Seeking legislation germane to the organization's programs is a permissible means of attaining social welfare purposes. Thus, a section 501(c)(4) social welfare organization may further its exempt purposes through lobbying as its primary activity without jeopardizing its exempt status. An organization that has lost its section 501(c)(3) status due to substantial attempts to influence legislation may not thereafter qualify as a section 501(c)(4) organization. In addition, a section 501(c)(4) organization that engages in lobbying may be required to either provide notice to its members regarding the percentage of dues paid that are applicable to lobbying activities or pay a proxy tax. For more information, see Lobbying Issues PDF .

The promotion of social welfare does not include direct or indirect participation or intervention in political campaigns on behalf of or in opposition to any candidate for public office. However, a section 501(c)(4) social welfare organization may engage in some political activities, so long as that is not its primary activity.

Other examples of 501c4s are:

The most common organizations with a 501(c)(4) designations are those active in politics, lobbying, and advocacy work. Some classic examples include volunteer fire departments, AARP, Miss America Organization, and community service clubs like Kiwanis, Rotary, and Lions Clubs.

Why could this be considered a PAC?

Occasionally, one may hear a 501c4 to be recognized as a PAC. If this occurs, it is because they are referring to a Political Advocacy Committee, and not a Political Action Committee. The primary difference is that a Political Action Committee is a tool used to support candidates and campaigns. Political Advocacy Committees however, do not directly contribute to the campaigns of individuals or support candidates as their primary activity. They advocate for specific issues and legislation. See above.

Does my money go towards political campaigns?

No, our organization only funds advocacy efforts associated with our legislative agenda. Candidates will not recieve support or campaign assistance from For Which It Stance.
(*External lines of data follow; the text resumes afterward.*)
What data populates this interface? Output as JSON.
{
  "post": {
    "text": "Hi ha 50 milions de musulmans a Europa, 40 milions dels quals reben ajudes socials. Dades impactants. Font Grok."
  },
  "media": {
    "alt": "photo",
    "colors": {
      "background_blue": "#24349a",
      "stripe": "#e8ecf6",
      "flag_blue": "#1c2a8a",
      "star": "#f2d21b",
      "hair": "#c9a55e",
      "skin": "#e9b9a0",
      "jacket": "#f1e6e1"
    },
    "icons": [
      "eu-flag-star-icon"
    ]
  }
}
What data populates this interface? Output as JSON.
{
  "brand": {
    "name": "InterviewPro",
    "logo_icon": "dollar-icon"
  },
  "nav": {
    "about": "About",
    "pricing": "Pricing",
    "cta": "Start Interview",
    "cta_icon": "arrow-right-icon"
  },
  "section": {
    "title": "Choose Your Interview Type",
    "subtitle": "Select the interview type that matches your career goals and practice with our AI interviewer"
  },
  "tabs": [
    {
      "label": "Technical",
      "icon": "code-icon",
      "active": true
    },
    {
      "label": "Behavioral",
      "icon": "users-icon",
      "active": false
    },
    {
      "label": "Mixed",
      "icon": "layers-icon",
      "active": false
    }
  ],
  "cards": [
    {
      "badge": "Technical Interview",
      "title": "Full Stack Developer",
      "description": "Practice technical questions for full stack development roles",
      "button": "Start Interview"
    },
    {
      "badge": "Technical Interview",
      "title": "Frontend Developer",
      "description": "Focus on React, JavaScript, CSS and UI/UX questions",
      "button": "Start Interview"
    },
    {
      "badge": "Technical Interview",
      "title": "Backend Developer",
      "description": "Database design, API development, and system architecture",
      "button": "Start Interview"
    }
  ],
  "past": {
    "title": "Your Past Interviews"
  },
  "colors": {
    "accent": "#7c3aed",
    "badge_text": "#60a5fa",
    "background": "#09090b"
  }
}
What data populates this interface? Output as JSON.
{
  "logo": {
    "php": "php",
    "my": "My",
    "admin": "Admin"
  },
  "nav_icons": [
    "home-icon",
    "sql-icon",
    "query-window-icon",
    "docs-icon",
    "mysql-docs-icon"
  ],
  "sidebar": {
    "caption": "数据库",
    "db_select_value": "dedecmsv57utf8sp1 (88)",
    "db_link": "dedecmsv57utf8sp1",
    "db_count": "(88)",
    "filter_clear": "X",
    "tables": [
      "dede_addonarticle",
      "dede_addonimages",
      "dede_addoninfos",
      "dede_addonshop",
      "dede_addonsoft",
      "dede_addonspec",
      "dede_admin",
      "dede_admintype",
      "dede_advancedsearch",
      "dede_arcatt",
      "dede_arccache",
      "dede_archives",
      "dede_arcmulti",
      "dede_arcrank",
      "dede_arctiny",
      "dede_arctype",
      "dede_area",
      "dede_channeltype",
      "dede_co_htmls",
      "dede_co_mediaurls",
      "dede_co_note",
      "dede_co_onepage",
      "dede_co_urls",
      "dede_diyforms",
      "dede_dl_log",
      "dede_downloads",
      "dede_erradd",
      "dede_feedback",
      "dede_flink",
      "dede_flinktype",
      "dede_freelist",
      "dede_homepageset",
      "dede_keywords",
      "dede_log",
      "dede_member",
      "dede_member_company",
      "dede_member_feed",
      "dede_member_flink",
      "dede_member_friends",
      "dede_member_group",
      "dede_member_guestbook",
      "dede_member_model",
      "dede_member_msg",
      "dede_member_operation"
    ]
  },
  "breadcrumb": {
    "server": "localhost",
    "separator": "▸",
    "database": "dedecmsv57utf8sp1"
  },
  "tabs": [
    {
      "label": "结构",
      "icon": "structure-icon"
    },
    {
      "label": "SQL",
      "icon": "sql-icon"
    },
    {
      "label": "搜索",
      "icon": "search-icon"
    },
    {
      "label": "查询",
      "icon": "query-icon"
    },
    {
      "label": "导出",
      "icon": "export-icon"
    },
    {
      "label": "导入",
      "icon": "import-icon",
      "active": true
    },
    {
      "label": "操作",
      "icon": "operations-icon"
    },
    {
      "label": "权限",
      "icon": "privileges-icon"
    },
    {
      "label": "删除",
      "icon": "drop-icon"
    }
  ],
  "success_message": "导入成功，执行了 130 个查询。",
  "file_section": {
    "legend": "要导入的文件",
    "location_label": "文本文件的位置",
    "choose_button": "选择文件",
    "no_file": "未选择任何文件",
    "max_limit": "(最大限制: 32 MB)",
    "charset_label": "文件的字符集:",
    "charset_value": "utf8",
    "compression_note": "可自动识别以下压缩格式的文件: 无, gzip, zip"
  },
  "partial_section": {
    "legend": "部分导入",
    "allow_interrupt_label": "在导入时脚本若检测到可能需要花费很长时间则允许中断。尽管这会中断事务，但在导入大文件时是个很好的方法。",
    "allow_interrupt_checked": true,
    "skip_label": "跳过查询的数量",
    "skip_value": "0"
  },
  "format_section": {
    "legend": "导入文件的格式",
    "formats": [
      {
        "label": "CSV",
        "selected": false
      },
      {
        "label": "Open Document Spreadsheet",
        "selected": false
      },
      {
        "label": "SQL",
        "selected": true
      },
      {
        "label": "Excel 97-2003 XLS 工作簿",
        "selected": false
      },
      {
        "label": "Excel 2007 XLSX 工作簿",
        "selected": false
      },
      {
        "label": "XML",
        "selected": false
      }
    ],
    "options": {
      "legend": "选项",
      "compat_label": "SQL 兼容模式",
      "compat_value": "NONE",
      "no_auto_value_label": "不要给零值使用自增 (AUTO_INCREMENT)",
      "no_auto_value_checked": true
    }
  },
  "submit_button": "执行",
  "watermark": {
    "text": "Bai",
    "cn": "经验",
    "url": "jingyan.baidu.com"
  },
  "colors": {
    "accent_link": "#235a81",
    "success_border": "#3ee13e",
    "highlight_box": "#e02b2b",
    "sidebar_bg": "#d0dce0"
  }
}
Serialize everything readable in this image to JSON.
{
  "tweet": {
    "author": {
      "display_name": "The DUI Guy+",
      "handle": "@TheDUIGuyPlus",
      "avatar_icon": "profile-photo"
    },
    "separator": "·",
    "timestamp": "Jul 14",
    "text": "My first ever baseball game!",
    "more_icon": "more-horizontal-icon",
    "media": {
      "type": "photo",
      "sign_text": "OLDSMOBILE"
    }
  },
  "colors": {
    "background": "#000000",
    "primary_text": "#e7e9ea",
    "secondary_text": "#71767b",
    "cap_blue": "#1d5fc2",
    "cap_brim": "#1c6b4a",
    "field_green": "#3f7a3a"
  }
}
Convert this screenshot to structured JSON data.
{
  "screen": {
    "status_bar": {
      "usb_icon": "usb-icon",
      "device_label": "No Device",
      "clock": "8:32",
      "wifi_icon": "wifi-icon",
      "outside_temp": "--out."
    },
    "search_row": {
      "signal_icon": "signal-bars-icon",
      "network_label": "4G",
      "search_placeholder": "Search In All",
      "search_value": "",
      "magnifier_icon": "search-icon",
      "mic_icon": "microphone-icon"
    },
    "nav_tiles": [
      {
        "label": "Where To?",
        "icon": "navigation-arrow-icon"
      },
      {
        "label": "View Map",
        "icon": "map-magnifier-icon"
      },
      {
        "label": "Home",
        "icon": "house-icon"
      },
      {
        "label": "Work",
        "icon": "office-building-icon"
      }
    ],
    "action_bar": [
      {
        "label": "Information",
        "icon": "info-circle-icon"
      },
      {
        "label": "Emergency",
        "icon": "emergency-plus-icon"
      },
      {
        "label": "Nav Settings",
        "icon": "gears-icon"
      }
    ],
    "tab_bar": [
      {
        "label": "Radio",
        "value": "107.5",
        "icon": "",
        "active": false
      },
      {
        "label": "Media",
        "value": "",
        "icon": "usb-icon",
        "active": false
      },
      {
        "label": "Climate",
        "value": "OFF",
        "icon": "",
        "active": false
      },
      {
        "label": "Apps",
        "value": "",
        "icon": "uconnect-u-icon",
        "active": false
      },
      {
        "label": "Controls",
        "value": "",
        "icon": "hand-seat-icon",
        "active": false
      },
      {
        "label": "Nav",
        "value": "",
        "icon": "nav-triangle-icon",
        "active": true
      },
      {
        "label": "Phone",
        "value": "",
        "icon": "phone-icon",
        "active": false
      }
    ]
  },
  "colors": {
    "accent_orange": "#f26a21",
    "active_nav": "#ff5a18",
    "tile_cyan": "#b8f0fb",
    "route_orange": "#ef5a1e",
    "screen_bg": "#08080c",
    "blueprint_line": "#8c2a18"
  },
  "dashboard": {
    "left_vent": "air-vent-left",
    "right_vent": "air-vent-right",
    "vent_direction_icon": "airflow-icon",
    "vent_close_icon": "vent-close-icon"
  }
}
This does not include, however, candidate and incumbent involvement in our educational content or their involvement in speaking engagements for events such as the State Posterity Dinner.

What kind of education do you provide?

We provide educational opportunities specifically crafted to give historical context and understanding to current legislation, explanations of governmental processes and jurisdiction, and to improve specific outreach and advocacy skills. You can learn more by visiting our Education and Advocacy page.

What are the benefits to becoming a member?

Our membership is about empowerment. Becoming a member empowers you with helpful information about your government and your community while also providing an opportunities for you to become a strong advocate for your voice. You can learn more abut membership on our Becoming a Member page.

What is your data privacy policy?

Protecting your data is incredibly improtant to us. Our app is powered by a third party call Disciple Media which also goes far to protect your data (login credentials, etc.). You can review their data and privacy policy here. We also include additional questions as a part of our engagement through the platform. You can learn more about our policies regarding that data here.